Legal Rules Variation and Countries’ Economic and Financial Performance

  • Daniel Oto-Peralías
  • Diego Romero-Ávila
Part of the Contributions to Economics book series (CE)


Considering the large number of legal reforms implemented over the period 2006–2014, particularly in French civil law countries, this chapter aims to establish whether variation in legal rules and regulatory outcomes have been associated with an improvement in financial and economic developmental outcomes. By estimating panel specifications using a fixed effects estimator with data averaged over 3-year periods, the evidence does not support the existence of a clear-cut effect of legal rules and regulatory indicators on financial and economic performance. This finding appears to accord with the view of those that question the widespread tendency in the lawmaking sphere over the past decade to imitate tools related to the common law (the pretended winning origin). If the common law does not systematically lead to better legal rules and institutions than the French civil law (as the recent critical literature suggests), it is far from clear that adopting common-law tools will improve the efficiency of the legal system and the performance of the economy.


Legal change Legal reforms Economic performance Financial development Fixed-effects estimation 
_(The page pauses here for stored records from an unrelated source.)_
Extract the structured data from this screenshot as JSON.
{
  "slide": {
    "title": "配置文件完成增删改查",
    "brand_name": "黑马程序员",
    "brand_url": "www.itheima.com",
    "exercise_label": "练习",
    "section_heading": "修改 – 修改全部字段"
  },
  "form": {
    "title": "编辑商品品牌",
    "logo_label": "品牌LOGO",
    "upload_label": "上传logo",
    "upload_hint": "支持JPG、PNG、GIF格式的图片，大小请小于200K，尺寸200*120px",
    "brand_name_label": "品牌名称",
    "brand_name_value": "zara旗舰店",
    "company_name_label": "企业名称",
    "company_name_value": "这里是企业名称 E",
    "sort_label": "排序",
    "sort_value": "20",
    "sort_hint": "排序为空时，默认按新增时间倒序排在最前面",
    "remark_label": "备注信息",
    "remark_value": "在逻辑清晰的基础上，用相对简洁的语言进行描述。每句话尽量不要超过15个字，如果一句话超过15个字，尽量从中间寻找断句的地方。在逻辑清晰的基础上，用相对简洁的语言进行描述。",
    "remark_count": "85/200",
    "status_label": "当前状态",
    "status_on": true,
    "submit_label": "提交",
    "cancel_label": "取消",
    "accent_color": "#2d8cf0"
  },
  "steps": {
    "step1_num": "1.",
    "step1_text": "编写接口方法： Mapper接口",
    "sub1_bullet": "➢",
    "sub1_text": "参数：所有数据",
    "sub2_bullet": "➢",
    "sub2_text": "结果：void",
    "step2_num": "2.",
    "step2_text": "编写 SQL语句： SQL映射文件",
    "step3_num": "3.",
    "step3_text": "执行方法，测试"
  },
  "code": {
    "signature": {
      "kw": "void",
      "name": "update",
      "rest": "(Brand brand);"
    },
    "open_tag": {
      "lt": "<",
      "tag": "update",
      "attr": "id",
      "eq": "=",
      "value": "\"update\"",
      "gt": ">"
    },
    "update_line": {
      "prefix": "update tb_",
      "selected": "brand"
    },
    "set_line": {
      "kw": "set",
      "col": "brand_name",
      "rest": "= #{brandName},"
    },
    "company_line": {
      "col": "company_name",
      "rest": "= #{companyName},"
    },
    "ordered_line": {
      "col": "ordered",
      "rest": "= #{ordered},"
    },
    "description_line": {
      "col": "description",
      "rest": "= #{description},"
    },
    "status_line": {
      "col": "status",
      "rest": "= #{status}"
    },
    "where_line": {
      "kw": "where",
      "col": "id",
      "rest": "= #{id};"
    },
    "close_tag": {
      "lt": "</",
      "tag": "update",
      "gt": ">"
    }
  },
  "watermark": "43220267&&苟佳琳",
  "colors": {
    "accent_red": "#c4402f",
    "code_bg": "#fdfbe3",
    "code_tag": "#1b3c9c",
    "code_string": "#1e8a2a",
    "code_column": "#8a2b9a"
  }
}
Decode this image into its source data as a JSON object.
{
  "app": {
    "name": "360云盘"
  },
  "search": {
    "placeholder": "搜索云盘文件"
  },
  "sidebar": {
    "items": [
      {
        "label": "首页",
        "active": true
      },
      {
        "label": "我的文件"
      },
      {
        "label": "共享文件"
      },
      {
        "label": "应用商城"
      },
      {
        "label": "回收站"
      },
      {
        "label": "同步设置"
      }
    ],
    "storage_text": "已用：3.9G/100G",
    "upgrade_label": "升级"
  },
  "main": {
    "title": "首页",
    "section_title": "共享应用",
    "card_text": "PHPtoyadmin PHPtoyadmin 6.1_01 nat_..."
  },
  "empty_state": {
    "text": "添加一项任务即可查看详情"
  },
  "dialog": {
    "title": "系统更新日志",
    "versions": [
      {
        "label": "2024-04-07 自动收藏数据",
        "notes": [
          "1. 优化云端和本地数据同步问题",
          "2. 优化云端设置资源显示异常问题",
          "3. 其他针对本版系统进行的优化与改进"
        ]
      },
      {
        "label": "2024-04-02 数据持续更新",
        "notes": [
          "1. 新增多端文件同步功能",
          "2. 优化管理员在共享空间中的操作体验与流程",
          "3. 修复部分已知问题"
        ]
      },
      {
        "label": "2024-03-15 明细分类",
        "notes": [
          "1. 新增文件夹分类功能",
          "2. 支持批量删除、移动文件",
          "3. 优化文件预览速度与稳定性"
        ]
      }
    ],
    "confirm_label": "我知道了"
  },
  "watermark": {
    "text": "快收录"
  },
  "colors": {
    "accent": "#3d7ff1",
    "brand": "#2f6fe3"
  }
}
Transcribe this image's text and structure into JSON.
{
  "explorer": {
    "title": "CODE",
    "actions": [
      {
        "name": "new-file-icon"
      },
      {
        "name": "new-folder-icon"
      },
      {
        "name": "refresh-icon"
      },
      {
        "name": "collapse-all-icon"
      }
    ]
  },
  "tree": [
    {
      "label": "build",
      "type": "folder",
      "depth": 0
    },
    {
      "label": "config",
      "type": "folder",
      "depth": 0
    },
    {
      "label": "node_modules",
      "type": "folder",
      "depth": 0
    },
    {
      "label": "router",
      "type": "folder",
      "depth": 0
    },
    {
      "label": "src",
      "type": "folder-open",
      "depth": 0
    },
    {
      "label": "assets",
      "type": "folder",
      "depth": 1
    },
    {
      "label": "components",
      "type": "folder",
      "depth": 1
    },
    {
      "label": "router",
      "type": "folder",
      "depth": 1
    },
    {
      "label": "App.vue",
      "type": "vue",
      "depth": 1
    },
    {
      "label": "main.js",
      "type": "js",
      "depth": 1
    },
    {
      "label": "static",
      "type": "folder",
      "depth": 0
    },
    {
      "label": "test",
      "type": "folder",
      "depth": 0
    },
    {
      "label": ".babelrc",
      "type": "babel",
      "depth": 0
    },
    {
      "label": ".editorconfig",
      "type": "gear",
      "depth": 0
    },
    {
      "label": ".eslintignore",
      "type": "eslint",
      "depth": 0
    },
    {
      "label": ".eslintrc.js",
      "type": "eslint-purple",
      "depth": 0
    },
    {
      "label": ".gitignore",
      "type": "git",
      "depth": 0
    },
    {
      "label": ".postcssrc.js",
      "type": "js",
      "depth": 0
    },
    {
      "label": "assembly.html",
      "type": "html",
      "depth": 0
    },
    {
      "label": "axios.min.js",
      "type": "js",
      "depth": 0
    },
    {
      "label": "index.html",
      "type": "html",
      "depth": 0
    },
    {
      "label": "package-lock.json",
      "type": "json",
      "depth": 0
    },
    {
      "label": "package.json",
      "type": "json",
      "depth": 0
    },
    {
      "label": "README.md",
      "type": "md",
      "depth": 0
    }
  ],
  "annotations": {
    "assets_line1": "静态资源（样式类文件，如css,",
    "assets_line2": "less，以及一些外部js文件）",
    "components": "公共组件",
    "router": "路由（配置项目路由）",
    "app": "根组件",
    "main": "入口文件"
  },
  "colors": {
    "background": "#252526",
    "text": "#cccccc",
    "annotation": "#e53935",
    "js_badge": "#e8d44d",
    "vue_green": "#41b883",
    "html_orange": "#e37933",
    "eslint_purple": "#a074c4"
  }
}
  1. Armour J, Deakin S, Sarkar P, Siems M, Singh A (2009b) Shareholder protection and stock market development: an empirical test of the legal origins hypothesis. J Empir Leg Stud 6(2):343–380CrossRefGoogle Scholar
  2. Bertrand M, Duflo E, Mullainathan S (2004) How much should we trust differences-in-differences estimates? Q J Econ 119:249–275CrossRefGoogle Scholar
  3. Deakin S, Sarkar P, Singh A (2012) An end to consensus? The selective impact of corporate law reform on financial development. In: Aoki M, Binmore K, Deakin S, Gintis H (eds) Complexity and institutions: markets, norms and corporations. Palgrave Macmillan, BasingstokeGoogle Scholar
  4. Kaufmann D, Kraay A, Mastruzzi M (2009) Governance matters VIII: aggregate and individual governance indicators for 1996–2008. World Bank policy research paper no. 4978. World Bank, Washington, DCGoogle Scholar
  5. Teorell J, Samanni M, Holmberg S, Rothstein B (2011) The quality of government dataset. Version 6 Apr 11. The Quality of Government Institute, University of Gothenburg.
  6. World Bank (2004a) Doing business in 2004: understanding regulation. Oxford University Press on behalf of the World Bank, Washington, DCGoogle Scholar
  7. World Bank (2015b) World development indicators. The World Bank, Washington, DCCrossRefGoogle Scholar

Copyright information

© Springer International Publishing AG 2017

Authors and Affiliations

  • Daniel Oto-Peralías
    • 1
  • Diego Romero-Ávila
    • 2
  1. 1.School of ManagementUniversity of St AndrewsSt AndrewsUK
  2. 2.Department of Economics, Quantitative Methods and Economic HistoryPablo de Olavide UniversitySevilleSpain

Personalised recommendations